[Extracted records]
▬▬▬
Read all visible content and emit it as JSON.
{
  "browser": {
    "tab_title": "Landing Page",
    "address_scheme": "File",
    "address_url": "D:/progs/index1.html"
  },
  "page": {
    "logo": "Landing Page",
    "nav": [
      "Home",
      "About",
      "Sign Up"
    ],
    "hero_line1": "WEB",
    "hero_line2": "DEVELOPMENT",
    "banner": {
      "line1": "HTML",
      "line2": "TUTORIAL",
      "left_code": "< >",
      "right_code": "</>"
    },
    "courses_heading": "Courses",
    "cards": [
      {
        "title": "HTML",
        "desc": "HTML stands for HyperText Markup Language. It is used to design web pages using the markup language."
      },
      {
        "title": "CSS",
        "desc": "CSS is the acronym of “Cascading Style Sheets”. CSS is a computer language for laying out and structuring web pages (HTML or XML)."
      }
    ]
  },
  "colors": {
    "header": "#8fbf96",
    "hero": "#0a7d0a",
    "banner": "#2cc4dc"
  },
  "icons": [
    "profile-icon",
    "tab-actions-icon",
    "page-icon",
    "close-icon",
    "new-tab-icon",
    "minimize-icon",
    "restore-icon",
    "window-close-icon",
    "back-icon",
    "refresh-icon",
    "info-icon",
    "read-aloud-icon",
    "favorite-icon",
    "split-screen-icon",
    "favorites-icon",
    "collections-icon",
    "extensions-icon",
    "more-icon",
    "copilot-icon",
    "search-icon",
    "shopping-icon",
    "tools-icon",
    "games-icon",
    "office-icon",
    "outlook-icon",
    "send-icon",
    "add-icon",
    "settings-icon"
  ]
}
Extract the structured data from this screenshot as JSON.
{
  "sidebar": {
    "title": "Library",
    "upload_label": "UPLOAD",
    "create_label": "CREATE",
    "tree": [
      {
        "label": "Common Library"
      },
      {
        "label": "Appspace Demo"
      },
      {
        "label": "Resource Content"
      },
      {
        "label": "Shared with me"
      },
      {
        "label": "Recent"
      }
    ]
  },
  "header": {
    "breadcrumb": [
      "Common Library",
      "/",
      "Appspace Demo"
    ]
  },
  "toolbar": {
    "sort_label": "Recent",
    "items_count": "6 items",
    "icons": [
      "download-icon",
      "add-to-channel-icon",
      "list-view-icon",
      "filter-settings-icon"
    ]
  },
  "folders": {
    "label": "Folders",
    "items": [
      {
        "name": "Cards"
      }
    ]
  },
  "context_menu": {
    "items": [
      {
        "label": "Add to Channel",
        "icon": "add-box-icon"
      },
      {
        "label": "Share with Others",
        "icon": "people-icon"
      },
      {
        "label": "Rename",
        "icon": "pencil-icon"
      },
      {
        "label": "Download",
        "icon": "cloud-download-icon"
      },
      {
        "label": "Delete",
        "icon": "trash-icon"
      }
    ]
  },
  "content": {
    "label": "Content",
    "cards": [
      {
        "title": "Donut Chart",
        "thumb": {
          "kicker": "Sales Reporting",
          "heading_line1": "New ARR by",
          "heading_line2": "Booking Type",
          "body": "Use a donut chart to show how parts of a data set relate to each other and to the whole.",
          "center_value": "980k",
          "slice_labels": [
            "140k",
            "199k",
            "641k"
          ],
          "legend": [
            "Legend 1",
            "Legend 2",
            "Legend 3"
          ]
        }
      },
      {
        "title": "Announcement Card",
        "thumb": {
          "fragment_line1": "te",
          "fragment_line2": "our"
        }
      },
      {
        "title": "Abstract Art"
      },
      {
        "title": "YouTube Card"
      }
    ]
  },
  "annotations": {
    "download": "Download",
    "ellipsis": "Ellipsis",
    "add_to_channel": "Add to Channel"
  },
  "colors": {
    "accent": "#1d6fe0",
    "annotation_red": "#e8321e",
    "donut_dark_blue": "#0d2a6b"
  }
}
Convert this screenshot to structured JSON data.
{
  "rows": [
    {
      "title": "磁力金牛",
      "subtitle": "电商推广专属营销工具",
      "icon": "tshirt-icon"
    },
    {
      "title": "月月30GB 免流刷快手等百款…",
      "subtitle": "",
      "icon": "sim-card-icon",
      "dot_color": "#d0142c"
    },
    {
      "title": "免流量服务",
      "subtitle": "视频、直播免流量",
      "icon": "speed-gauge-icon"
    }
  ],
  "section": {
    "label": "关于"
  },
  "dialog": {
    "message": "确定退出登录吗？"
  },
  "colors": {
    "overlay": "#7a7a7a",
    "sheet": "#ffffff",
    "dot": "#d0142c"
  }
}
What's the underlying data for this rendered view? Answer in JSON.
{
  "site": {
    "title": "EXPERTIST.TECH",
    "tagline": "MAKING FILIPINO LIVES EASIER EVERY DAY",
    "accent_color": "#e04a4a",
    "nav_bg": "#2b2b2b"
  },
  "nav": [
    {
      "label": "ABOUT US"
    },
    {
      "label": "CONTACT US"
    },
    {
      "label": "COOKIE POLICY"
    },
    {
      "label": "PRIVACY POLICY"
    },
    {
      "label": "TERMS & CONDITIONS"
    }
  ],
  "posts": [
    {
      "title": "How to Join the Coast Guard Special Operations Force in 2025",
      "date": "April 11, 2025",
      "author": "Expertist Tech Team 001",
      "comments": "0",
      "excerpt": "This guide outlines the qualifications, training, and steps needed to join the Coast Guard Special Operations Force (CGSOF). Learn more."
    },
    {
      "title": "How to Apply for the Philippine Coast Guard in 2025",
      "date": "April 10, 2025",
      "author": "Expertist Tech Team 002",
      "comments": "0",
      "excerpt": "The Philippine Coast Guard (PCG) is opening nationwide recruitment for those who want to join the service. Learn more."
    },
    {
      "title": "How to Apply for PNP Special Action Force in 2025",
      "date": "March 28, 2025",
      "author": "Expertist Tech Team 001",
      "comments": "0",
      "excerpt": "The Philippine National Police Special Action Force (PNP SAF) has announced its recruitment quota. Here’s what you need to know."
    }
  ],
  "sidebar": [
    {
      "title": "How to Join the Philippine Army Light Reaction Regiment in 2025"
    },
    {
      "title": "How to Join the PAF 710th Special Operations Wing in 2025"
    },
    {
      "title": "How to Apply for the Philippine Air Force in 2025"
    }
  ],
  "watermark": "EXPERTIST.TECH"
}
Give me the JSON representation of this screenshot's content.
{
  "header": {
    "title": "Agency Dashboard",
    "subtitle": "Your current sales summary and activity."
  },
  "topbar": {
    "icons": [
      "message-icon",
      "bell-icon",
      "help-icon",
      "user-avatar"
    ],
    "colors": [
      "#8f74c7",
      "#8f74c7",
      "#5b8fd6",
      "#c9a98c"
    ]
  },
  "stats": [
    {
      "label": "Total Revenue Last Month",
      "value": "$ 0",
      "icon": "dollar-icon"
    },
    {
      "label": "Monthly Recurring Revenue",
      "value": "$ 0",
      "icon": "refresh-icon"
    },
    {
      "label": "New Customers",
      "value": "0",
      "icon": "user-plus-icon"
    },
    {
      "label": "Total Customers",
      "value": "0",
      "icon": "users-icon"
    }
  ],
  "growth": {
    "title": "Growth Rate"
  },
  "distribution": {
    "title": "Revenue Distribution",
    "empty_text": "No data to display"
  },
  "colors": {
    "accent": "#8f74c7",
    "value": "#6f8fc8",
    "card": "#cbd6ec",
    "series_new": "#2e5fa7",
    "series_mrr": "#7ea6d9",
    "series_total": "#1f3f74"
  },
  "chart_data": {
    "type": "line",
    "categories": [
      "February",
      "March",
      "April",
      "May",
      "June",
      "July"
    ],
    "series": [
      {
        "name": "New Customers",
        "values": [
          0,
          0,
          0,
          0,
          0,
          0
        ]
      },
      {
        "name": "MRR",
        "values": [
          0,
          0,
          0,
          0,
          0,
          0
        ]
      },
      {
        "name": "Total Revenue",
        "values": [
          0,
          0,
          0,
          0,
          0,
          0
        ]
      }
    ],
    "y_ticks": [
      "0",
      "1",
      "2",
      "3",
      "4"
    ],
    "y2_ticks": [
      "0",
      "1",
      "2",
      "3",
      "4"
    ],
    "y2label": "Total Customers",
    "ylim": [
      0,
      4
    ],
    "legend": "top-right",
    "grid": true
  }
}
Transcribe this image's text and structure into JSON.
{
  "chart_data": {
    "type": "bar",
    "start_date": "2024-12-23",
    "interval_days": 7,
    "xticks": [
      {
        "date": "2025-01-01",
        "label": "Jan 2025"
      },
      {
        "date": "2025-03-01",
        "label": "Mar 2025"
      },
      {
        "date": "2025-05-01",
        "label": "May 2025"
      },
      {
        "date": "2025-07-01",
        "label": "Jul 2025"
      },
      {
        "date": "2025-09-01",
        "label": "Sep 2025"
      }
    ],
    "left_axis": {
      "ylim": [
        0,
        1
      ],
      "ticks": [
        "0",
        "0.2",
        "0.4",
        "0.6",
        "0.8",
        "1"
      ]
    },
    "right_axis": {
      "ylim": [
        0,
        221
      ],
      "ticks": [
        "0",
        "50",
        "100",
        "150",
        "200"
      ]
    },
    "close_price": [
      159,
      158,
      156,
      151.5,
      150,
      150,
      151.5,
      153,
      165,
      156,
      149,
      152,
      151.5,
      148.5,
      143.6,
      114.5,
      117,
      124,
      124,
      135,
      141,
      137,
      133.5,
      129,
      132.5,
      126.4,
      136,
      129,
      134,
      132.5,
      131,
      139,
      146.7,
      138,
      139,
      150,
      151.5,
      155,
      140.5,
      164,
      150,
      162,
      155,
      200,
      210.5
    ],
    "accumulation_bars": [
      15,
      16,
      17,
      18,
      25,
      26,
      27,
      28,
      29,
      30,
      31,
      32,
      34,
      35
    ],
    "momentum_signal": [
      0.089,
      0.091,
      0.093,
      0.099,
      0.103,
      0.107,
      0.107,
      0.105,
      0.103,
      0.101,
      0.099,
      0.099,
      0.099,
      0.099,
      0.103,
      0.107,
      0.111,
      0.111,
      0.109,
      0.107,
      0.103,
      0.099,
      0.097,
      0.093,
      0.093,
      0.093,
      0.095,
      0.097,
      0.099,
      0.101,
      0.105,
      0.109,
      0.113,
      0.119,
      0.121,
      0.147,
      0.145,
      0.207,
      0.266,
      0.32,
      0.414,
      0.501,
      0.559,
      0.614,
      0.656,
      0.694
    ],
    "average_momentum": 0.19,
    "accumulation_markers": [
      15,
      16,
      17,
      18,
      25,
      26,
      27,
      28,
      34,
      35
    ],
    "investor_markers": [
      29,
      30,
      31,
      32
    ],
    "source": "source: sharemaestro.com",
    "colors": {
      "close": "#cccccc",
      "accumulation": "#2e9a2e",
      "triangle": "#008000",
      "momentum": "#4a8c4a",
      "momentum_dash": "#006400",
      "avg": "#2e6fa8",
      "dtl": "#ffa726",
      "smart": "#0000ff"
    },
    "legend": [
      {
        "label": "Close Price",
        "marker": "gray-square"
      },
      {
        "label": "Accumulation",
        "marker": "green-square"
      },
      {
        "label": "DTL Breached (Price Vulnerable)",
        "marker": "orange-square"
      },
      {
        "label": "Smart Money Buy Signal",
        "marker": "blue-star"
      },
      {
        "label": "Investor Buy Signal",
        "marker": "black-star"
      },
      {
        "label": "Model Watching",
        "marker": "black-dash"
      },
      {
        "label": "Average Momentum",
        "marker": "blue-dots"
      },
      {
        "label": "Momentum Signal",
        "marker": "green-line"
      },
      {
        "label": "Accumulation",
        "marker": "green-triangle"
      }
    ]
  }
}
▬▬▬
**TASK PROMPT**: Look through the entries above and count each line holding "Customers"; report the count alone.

**FINISHED TASK**: 4